Inverse variation indicates an inverse relationship between two quantities. In this step-by-step guide, you will learn more about inverse variation.

How to Solve Inverse Variation?

Step-by-step guide to inverse variation

There are two types of proportionalities. These are direct variation and inverse variation. Two non-zero quantities have an inverse variation if their product yields a constant term (constant of proportionality). In other words, if one quantity is directly proportional to the reciprocal of the other quantity, the two quantities follow inverse variations. This means that an increase in one value leads to a decrease in the other value while a decrease in one value leads to an increase in the other value.

Inverse variation formula

The symbol “\(∝\)” is used to indicate proportionality.

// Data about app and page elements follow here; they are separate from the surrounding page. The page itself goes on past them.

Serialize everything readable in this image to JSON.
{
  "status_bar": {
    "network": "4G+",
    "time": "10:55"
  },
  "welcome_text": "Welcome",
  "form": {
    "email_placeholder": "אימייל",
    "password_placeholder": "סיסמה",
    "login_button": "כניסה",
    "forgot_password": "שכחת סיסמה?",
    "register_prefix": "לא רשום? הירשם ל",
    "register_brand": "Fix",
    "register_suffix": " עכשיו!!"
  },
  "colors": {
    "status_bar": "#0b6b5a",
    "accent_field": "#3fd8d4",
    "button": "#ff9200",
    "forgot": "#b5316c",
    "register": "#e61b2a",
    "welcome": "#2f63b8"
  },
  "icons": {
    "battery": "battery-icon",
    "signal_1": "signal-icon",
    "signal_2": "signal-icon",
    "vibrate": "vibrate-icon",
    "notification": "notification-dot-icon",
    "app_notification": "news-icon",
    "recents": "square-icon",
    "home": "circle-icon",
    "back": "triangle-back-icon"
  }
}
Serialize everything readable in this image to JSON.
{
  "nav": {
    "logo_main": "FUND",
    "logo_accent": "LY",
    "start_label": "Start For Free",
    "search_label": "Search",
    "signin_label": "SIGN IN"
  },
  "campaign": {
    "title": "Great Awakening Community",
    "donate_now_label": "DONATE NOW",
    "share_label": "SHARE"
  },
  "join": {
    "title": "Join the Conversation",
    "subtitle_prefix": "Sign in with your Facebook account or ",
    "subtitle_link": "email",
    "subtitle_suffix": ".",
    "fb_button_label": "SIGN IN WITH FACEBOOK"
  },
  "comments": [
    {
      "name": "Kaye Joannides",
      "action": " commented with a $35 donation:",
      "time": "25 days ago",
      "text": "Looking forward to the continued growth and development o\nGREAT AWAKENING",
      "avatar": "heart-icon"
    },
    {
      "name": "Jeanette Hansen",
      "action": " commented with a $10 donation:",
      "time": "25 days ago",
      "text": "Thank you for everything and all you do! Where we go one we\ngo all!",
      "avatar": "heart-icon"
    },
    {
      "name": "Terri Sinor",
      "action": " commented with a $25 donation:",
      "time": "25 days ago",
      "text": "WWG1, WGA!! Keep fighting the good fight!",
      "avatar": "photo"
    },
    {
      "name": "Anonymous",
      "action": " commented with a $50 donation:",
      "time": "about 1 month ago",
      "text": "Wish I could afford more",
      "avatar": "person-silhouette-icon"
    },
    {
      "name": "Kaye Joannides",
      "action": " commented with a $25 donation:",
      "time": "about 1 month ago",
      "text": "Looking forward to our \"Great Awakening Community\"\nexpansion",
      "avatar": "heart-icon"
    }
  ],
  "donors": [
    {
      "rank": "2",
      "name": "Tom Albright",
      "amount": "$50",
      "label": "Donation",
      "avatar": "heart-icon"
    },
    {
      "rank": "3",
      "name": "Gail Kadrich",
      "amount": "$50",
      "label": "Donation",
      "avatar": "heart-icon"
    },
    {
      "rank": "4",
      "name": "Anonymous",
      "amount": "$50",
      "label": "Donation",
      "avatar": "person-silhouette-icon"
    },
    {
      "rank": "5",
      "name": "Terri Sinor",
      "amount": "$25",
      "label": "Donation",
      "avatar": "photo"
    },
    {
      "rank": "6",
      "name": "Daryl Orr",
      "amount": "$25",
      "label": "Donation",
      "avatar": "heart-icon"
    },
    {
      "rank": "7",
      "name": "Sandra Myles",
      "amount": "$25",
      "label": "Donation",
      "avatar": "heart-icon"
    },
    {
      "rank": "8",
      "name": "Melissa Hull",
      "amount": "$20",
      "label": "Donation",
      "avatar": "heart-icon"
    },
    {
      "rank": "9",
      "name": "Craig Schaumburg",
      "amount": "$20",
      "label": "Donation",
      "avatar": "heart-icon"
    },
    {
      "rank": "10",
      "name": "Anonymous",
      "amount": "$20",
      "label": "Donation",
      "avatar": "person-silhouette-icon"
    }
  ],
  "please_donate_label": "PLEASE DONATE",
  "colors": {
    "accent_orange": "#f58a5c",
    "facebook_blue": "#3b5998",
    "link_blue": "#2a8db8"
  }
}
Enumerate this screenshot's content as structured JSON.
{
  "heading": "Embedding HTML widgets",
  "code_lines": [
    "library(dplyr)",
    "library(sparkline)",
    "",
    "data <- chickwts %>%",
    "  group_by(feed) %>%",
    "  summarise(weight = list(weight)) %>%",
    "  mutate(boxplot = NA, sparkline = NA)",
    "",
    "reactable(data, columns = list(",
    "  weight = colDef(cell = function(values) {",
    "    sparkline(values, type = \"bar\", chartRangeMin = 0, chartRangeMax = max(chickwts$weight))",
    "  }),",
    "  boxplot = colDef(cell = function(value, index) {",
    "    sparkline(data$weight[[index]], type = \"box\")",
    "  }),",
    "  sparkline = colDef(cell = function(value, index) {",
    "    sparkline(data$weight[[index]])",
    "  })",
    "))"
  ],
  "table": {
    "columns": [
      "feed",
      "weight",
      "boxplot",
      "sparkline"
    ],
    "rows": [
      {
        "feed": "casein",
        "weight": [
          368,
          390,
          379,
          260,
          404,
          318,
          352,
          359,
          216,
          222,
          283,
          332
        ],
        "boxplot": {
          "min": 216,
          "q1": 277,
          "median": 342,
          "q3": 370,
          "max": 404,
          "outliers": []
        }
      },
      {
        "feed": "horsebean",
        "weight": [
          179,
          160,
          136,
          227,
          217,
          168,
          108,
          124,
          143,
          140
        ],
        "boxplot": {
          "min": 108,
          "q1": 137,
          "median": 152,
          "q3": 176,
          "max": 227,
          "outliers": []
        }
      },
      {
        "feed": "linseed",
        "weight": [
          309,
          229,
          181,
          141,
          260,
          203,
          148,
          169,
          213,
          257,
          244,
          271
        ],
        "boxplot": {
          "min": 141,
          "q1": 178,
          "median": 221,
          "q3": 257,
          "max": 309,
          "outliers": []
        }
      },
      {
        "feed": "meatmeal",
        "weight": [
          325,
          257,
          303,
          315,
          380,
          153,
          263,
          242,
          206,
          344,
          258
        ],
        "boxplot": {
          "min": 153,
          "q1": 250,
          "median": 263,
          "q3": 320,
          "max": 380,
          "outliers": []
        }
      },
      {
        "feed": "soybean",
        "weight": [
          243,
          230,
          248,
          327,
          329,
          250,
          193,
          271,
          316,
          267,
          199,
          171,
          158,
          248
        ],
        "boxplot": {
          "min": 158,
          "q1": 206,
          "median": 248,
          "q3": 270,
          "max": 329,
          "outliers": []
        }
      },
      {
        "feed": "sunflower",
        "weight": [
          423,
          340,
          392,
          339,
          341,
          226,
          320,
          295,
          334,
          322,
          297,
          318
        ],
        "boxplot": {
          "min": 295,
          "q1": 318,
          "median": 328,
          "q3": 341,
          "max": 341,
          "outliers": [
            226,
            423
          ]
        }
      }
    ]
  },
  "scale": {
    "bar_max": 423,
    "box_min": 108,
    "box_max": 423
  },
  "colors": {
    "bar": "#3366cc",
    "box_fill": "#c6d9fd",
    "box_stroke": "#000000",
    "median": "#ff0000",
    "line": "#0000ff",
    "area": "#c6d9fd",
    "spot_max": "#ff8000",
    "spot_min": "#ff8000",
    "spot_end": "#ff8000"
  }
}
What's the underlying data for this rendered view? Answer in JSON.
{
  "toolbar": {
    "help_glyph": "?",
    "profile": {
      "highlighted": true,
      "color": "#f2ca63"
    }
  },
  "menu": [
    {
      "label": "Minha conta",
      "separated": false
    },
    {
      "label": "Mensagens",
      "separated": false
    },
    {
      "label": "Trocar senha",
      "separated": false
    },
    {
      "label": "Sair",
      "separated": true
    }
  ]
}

If two quantities x and y follow an inverse variation, they are represented as:


To convert this expression into an equation, a constant or proportionality factor must be introduced. Therefore, the inverse variation formula is presented as follows:


Here, \(k\) is the constant of proportionality. Also, \(x ≠ 0\) and \(y ≠ 0\).

Product rule for inverse variation

Suppose the two solutions of inverse variation are \((x_1, y_1)\) and \((x_2, y_2)\). This can also be expressed as \(x_1y_1=k\) and \(x_2 y_2=k\).

Using these two equations:

\(x_1y_1 = x_2y_2\) and \(\frac{x_1}{x_2}=\frac{y_2}{y_1}\).

This is the product rule for inverse variation.

Inverse variation graph

The graph of an inverse variation is a rectangular hyperbola. If there are two quantities \(x\) and \(y\) are in inverse variation then their product will be equal to a constant \(k\). Since neither \(x\) nor \(y\) can be zero, the graph never crosses the \(x\)-axis or the \(y\)-axis. The graph of an inverse variation with the function \(y= \frac{k}{x}\) is given below:

Inverse Variation – Example 1:

If \(x = 15\) and \(y = 4\) follow an inverse variation, find the constant of proportionality.

Solution: Since \(x\) and \(y\) are in inverse variation therefore, \(xy=k\):

\(k= 15\times 4=60\)

What people say about "How to Solve Inverse Variation?"?

No one replied yet.

Leave a Reply

30% OFF

Limited time only!

Save Over 30%

Take It Now!


It was $16.99 now it is $11.99

Math and Critical Thinking Challenges: For the Middle and High School Student